## EXERCISE PROMPT
Each line of the records is to be copied verbatim.

[[ RECORDS FOR THE EXERCISE open ]]

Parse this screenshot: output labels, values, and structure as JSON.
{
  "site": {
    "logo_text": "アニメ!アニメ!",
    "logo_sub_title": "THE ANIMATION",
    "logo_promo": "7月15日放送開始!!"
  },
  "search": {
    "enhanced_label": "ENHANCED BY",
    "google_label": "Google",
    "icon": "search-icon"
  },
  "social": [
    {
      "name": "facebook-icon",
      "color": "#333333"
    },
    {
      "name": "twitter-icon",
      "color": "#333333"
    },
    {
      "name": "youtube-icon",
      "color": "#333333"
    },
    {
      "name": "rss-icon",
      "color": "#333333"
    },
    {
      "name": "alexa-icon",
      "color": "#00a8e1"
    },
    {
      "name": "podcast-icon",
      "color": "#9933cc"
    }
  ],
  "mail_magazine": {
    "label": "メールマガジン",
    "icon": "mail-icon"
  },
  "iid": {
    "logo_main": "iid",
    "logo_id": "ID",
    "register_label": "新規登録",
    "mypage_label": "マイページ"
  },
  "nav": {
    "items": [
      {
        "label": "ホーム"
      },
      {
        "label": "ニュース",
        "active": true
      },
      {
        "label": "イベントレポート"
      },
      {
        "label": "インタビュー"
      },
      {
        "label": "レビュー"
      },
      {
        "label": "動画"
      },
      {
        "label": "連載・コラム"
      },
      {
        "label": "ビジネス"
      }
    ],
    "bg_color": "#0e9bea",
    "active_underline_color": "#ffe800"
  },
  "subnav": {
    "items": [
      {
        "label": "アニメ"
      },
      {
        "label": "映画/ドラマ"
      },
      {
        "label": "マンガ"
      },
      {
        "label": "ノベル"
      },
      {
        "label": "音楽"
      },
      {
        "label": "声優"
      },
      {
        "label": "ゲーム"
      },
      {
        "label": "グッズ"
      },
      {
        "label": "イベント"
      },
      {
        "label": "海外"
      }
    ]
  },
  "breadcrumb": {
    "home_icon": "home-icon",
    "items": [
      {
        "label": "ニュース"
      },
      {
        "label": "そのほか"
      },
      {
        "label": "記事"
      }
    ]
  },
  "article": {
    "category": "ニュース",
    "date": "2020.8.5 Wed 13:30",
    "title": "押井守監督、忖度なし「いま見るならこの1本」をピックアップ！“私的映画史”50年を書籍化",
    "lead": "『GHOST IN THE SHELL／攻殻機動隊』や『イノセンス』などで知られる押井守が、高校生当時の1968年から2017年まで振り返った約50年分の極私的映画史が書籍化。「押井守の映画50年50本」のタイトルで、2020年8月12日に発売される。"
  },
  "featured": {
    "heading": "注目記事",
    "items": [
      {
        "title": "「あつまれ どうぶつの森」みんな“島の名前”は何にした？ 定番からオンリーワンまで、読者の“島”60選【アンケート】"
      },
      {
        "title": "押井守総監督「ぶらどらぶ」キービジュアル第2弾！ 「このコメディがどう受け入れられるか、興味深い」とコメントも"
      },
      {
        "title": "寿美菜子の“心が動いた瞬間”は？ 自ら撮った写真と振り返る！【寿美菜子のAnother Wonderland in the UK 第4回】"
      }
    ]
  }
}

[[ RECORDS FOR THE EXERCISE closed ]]

## REPLY TO THE TASK
Parse this screenshot: output labels, values, and structure as JSON.
{
  "site": {
    "logo_text": "アニメ!アニメ!",
    "logo_sub_title": "THE ANIMATION",
    "logo_promo": "7月15日放送開始!!"
  },
  "search": {
    "enhanced_label": "ENHANCED BY",
    "google_label": "Google",
    "icon": "search-icon"
  },
  "social": [
    {
      "name": "facebook-icon",
      "color": "#333333"
    },
    {
      "name": "twitter-icon",
      "color": "#333333"
    },
    {
      "name": "youtube-icon",
      "color": "#333333"
    },
    {
      "name": "rss-icon",
      "color": "#333333"
    },
    {
      "name": "alexa-icon",
      "color": "#00a8e1"
    },
    {
      "name": "podcast-icon",
      "color": "#9933cc"
    }
  ],
  "mail_magazine": {
    "label": "メールマガジン",
    "icon": "mail-icon"
  },
  "iid": {
    "logo_main": "iid",
    "logo_id": "ID",
    "register_label": "新規登録",
    "mypage_label": "マイページ"
  },
  "nav": {
    "items": [
      {
        "label": "ホーム"
      },
      {
        "label": "ニュース",
        "active": true
      },
      {
        "label": "イベントレポート"
      },
      {
        "label": "インタビュー"
      },
      {
        "label": "レビュー"
      },
      {
        "label": "動画"
      },
      {
        "label": "連載・コラム"
      },
      {
        "label": "ビジネス"
      }
    ],
    "bg_color": "#0e9bea",
    "active_underline_color": "#ffe800"
  },
  "subnav": {
    "items": [
      {
        "label": "アニメ"
      },
      {
        "label": "映画/ドラマ"
      },
      {
        "label": "マンガ"
      },
      {
        "label": "ノベル"
      },
      {
        "label": "音楽"
      },
      {
        "label": "声優"
      },
      {
        "label": "ゲーム"
      },
      {
        "label": "グッズ"
      },
      {
        "label": "イベント"
      },
      {
        "label": "海外"
      }
    ]
  },
  "breadcrumb": {
    "home_icon": "home-icon",
    "items": [
      {
        "label": "ニュース"
      },
      {
        "label": "そのほか"
      },
      {
        "label": "記事"
      }
    ]
  },
  "article": {
    "category": "ニュース",
    "date": "2020.8.5 Wed 13:30",
    "title": "押井守監督、忖度なし「いま見るならこの1本」をピックアップ！“私的映画史”50年を書籍化",
    "lead": "『GHOST IN THE SHELL／攻殻機動隊』や『イノセンス』などで知られる押井守が、高校生当時の1968年から2017年まで振り返った約50年分の極私的映画史が書籍化。「押井守の映画50年50本」のタイトルで、2020年8月12日に発売される。"
  },
  "featured": {
    "heading": "注目記事",
    "items": [
      {
        "title": "「あつまれ どうぶつの森」みんな“島の名前”は何にした？ 定番からオンリーワンまで、読者の“島”60選【アンケート】"
      },
      {
        "title": "押井守総監督「ぶらどらぶ」キービジュアル第2弾！ 「このコメディがどう受け入れられるか、興味深い」とコメントも"
      },
      {
        "title": "寿美菜子の“心が動いた瞬間”は？ 自ら撮った写真と振り返る！【寿美菜子のAnother Wonderland in the UK 第4回】"
      }
    ]
  }
}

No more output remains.